NEW YORK ( TheStreet) -- The gold price got sold down five bucks the moment that trading began at 6 p.m. EDT in New York on Sunday evening. It chopped around that new price all through Far East and the London trading session, although London was also closed for some sort of bank holiday. Then at 8:30 a.m. EDT a rally began which got capped minutes after 9:30 a.m. EDT. The second smallish rally after that also met the same fate about 12:20 p.m.---and then it got sold down a bit into the 1:00 p.m. early close. All this trading occurred on the Globex system outside the U.S., as the U.S. [and London perhaps] were closed for Memorial Day. But there was obviously trading going on from somewhere. With the CME closed, there were no low and high ticks available. Gold closed on Monday at $1,207.00 spot, up $1.10 from Friday. Net volume was a tiny 20,800 contracts. Silver also got sold down on the Sunday evening open in New York---and it's price pattern was identical to gold's, which it almost always is. There are no low and high ticks, either, but it traded in a two bit range for the entire Monday session---such as it was. Silver finished the day at $17.105 spot, up a whole 3 cents. Net volume was a microscopic 6,000 contracts. The platinum price eked out a tiny two dollar gain and closed on Monday at $1,148 spot. Like gold and silver, palladium's price pattern had some structure to it. It began to rally at 2 p.m. in Zurich---and by the time the markets closed at 1 p.m. EDT, the metal had tacked on another 7 bucks, finishing the day at $786 spot. The folks over at ino.com stated that the dollar index closed at 96.01 on Friday afternoon in New York, but that's not what the closing numbers stated yesterday. They showed that dollar closed on Monday at 96.37---up 5 basis points from Friday's close. I don't know what to make of that, but I thought I'd point it out. Here's the 3-day chart so you can see it for yourself. With everything shut tight in New York yesterday, there's nothing from either GLD or SLV, the U.S. Mint, or the COMEX-approved depositories. There's no CME Daily Delivery Report or Preliminary Report, either. All the large traders in the COMEX futures market that aren't standing for delivery in the June gold contract have to be out of their positions by the COMEX close tomorrow---and the rest have to be out by the COMEX close on Thursday, so it's going to be a pretty wild from a volume perspective for the rest of the month. And as I stated in Saturday's column, whatever outstanding May contracts that haven't been posted for delivery yet, have to be in this evening's report from the CME---and it will be interesting to see who the hold-out short/issuers were in both silver and gold. More to the point is how many of the remaining silver contracts were picked up by JPMorgan for its own account. Here's a nifty chart that reader U.D. passed around yesterday. It's the Euro Interbank Offered Rate. It is, as reader U.D. so succinctly put it---" mass insanity". I have don't have all that many stories for you today---and I hope there are a few in here that you'll find of interest.

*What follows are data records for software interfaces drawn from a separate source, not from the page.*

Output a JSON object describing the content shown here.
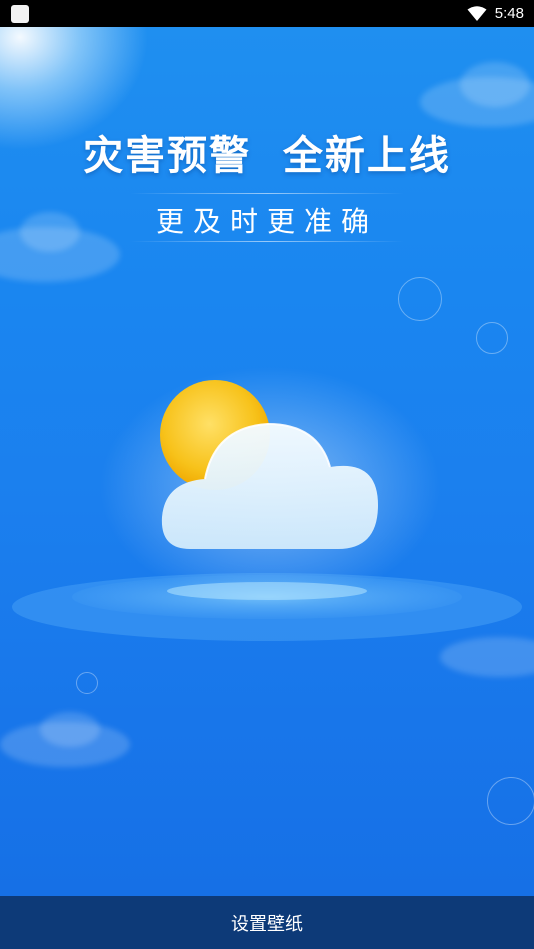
{
  "status_bar": {
    "time": "5:48",
    "app_icon": "app-notification-icon",
    "wifi_icon": "wifi-icon"
  },
  "splash": {
    "title": "灾害预警  全新上线",
    "subtitle": "更及时更准确",
    "illustration": "partly-cloudy-weather-icon"
  },
  "bottom_bar": {
    "set_wallpaper_label": "设置壁纸"
  },
  "colors": {
    "sky_blue": "#1a86f0",
    "bottom_bar": "#0d3a78",
    "sun": "#f7c21a"
  }
}
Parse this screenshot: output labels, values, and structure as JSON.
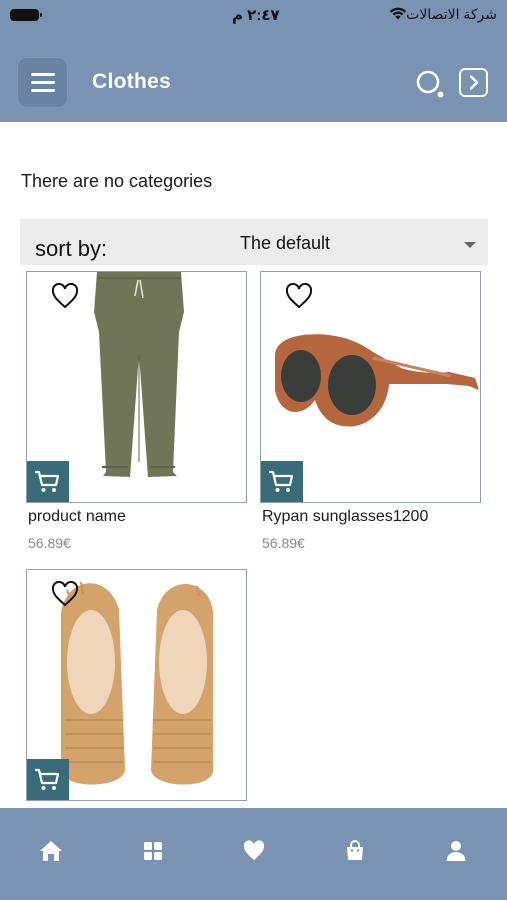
{
  "status_bar": {
    "time": "٢:٤٧ م",
    "carrier": "شركة الاتصالات"
  },
  "app_bar": {
    "title": "Clothes"
  },
  "content": {
    "empty_categories_text": "There are no categories",
    "sort": {
      "label": "sort by:",
      "selected": "The default"
    },
    "products": [
      {
        "name": "product name",
        "price": "56.89€",
        "image": "olive-jogger-pants"
      },
      {
        "name": "Rypan sunglasses1200",
        "price": "56.89€",
        "image": "tortoise-sunglasses"
      },
      {
        "name": "",
        "price": "",
        "image": "tan-croc-loafers"
      }
    ]
  },
  "bottom_nav": {
    "items": [
      "home-icon",
      "grid-icon",
      "heart-icon",
      "bag-icon",
      "user-icon"
    ]
  },
  "colors": {
    "bar": "#7a93b3",
    "menu_button": "#6a83a4",
    "cart_button": "#3a6b78",
    "sort_bg": "#ececec"
  }
}
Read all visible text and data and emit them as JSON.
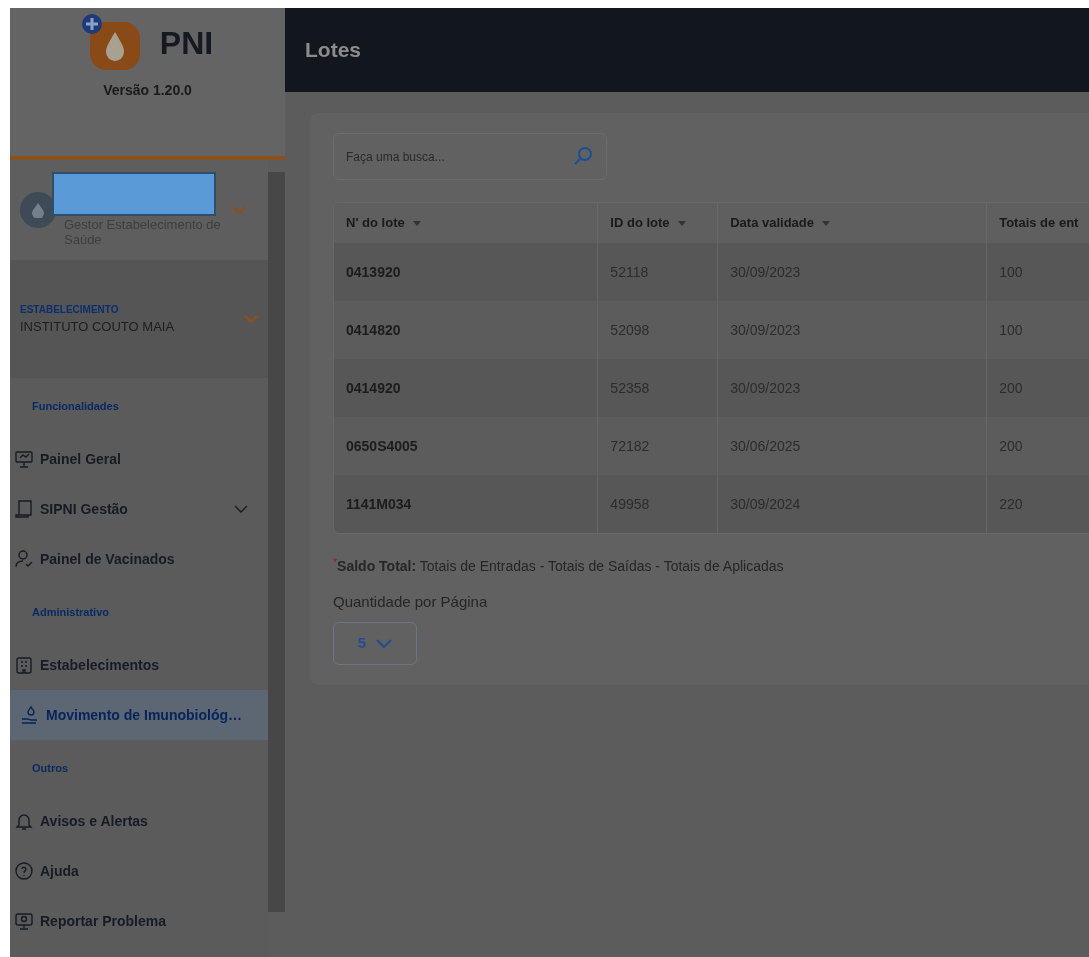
{
  "brand": {
    "name": "PNI",
    "version": "Versão 1.20.0"
  },
  "user": {
    "role": "Gestor Estabelecimento de Saúde",
    "redacted": true
  },
  "establishment": {
    "label": "ESTABELECIMENTO",
    "name": "INSTITUTO COUTO MAIA"
  },
  "nav": [
    {
      "title": "Funcionalidades",
      "items": [
        {
          "label": "Painel Geral",
          "selected": false,
          "expandable": false
        },
        {
          "label": "SIPNI Gestão",
          "selected": false,
          "expandable": true
        },
        {
          "label": "Painel de Vacinados",
          "selected": false,
          "expandable": false
        }
      ]
    },
    {
      "title": "Administrativo",
      "items": [
        {
          "label": "Estabelecimentos",
          "selected": false,
          "expandable": false
        },
        {
          "label": "Movimento de Imunobiológ…",
          "selected": true,
          "expandable": false
        }
      ]
    },
    {
      "title": "Outros",
      "items": [
        {
          "label": "Avisos e Alertas",
          "selected": false,
          "expandable": false
        },
        {
          "label": "Ajuda",
          "selected": false,
          "expandable": false
        },
        {
          "label": "Reportar Problema",
          "selected": false,
          "expandable": false
        }
      ]
    }
  ],
  "page_title": "Lotes",
  "search": {
    "placeholder": "Faça uma busca..."
  },
  "table": {
    "columns": [
      {
        "label": "N' do lote",
        "sortable": true
      },
      {
        "label": "ID do lote",
        "sortable": true
      },
      {
        "label": "Data validade",
        "sortable": true
      },
      {
        "label": "Totais de ent",
        "sortable": false
      }
    ],
    "rows": [
      [
        "0413920",
        "52118",
        "30/09/2023",
        "100"
      ],
      [
        "0414820",
        "52098",
        "30/09/2023",
        "100"
      ],
      [
        "0414920",
        "52358",
        "30/09/2023",
        "200"
      ],
      [
        "0650S4005",
        "72182",
        "30/06/2025",
        "200"
      ],
      [
        "1141M034",
        "49958",
        "30/09/2024",
        "220"
      ]
    ]
  },
  "footnote": "$^{*}$**Saldo Total:** Totais de Entradas - Totais de Saídas - Totais de Aplicadas",
  "page_size": {
    "label": "Quantidade por Página",
    "value": "5"
  }
}
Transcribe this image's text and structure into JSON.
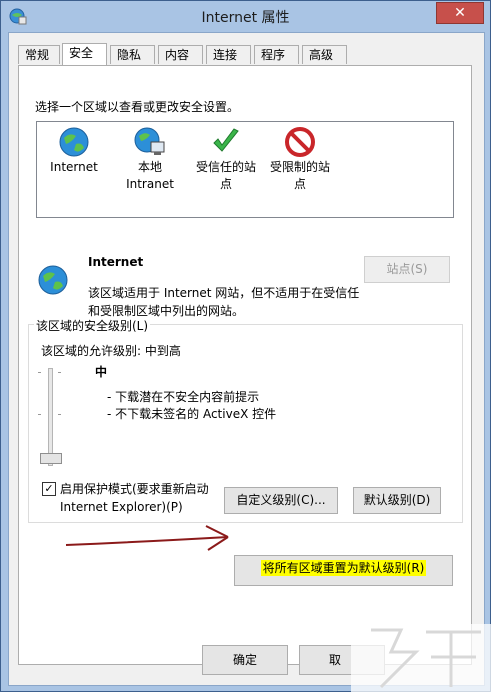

This is an abbreviated version of 60 Countries Invest in Chinese Fund to Facilitate Central Bank Gold Purchases, from Ed Steer's Gold & Silver Daily. Sign-up to have to the complete market review delivered to your email inbox each morning for free.